AIM OF THE EXERCISE — Without including any picture, copy the entries that follow word for word.

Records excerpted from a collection

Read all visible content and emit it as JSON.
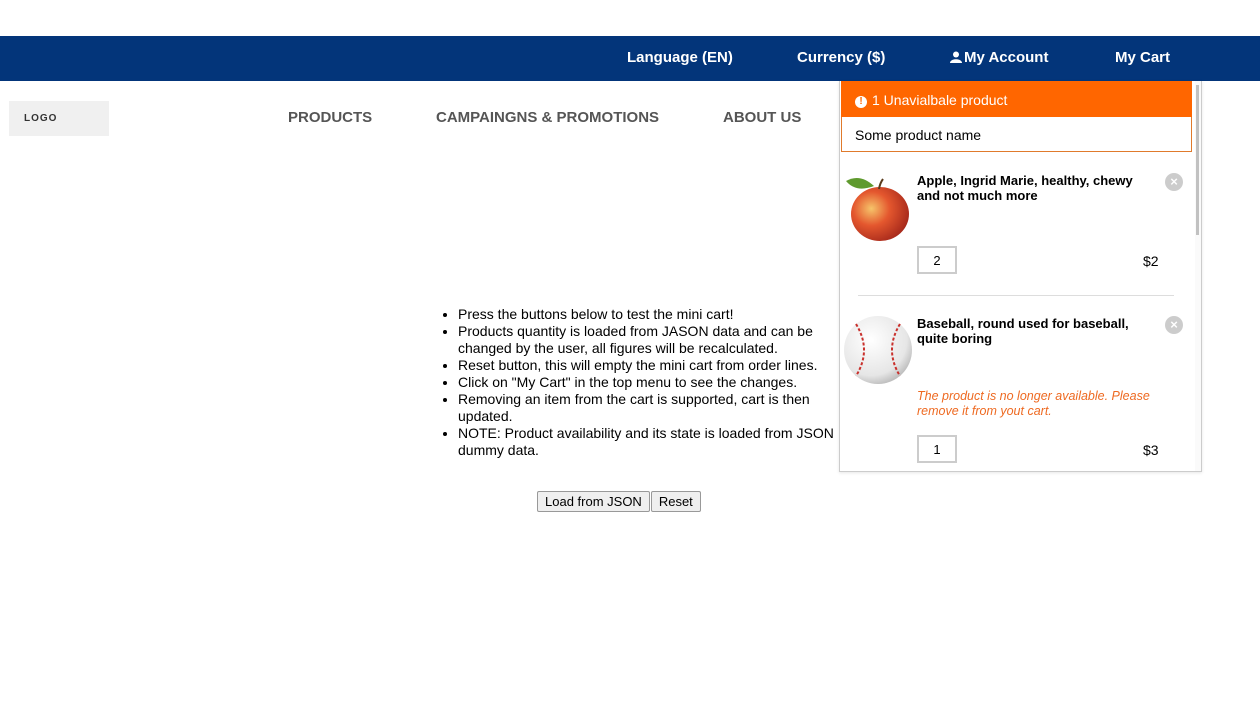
{
  "topnav": {
    "language": "Language (EN)",
    "currency": "Currency ($)",
    "account": "My Account",
    "cart": "My Cart"
  },
  "logo": "LOGO",
  "mainnav": [
    "PRODUCTS",
    "CAMPAINGNS & PROMOTIONS",
    "ABOUT US"
  ],
  "info": [
    "Press the buttons below to test the mini cart!",
    "Products quantity is loaded from JASON data and can be changed by the user, all figures will be recalculated.",
    "Reset button, this will empty the mini cart from order lines.",
    "Click on \"My Cart\" in the top menu to see the changes.",
    "Removing an item from the cart is supported, cart is then updated.",
    "NOTE: Product availability and its state is loaded from JSON dummy data."
  ],
  "buttons": {
    "load": "Load from JSON",
    "reset": "Reset"
  },
  "minicart": {
    "alert_title": "1 Unavialbale product",
    "alert_product": "Some product name",
    "items": [
      {
        "name": "Apple, Ingrid Marie, healthy, chewy and not much more",
        "qty": "2",
        "price": "$2",
        "image": "apple-image"
      },
      {
        "name": "Baseball, round used for baseball, quite boring",
        "warning": "The product is no longer available. Please remove it from yout cart.",
        "qty": "1",
        "price": "$3",
        "image": "baseball-image"
      }
    ]
  },
  "colors": {
    "topbar": "#03357a",
    "alert": "#ff6600",
    "warning": "#ee6a22"
  }
}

ANSWER TO THE EXERCISE —
Read all visible content and emit it as JSON.
{
  "topnav": {
    "language": "Language (EN)",
    "currency": "Currency ($)",
    "account": "My Account",
    "cart": "My Cart"
  },
  "logo": "LOGO",
  "mainnav": [
    "PRODUCTS",
    "CAMPAINGNS & PROMOTIONS",
    "ABOUT US"
  ],
  "info": [
    "Press the buttons below to test the mini cart!",
    "Products quantity is loaded from JASON data and can be changed by the user, all figures will be recalculated.",
    "Reset button, this will empty the mini cart from order lines.",
    "Click on \"My Cart\" in the top menu to see the changes.",
    "Removing an item from the cart is supported, cart is then updated.",
    "NOTE: Product availability and its state is loaded from JSON dummy data."
  ],
  "buttons": {
    "load": "Load from JSON",
    "reset": "Reset"
  },
  "minicart": {
    "alert_title": "1 Unavialbale product",
    "alert_product": "Some product name",
    "items": [
      {
        "name": "Apple, Ingrid Marie, healthy, chewy and not much more",
        "qty": "2",
        "price": "$2",
        "image": "apple-image"
      },
      {
        "name": "Baseball, round used for baseball, quite boring",
        "warning": "The product is no longer available. Please remove it from yout cart.",
        "qty": "1",
        "price": "$3",
        "image": "baseball-image"
      }
    ]
  },
  "colors": {
    "topbar": "#03357a",
    "alert": "#ff6600",
    "warning": "#ee6a22"
  }
}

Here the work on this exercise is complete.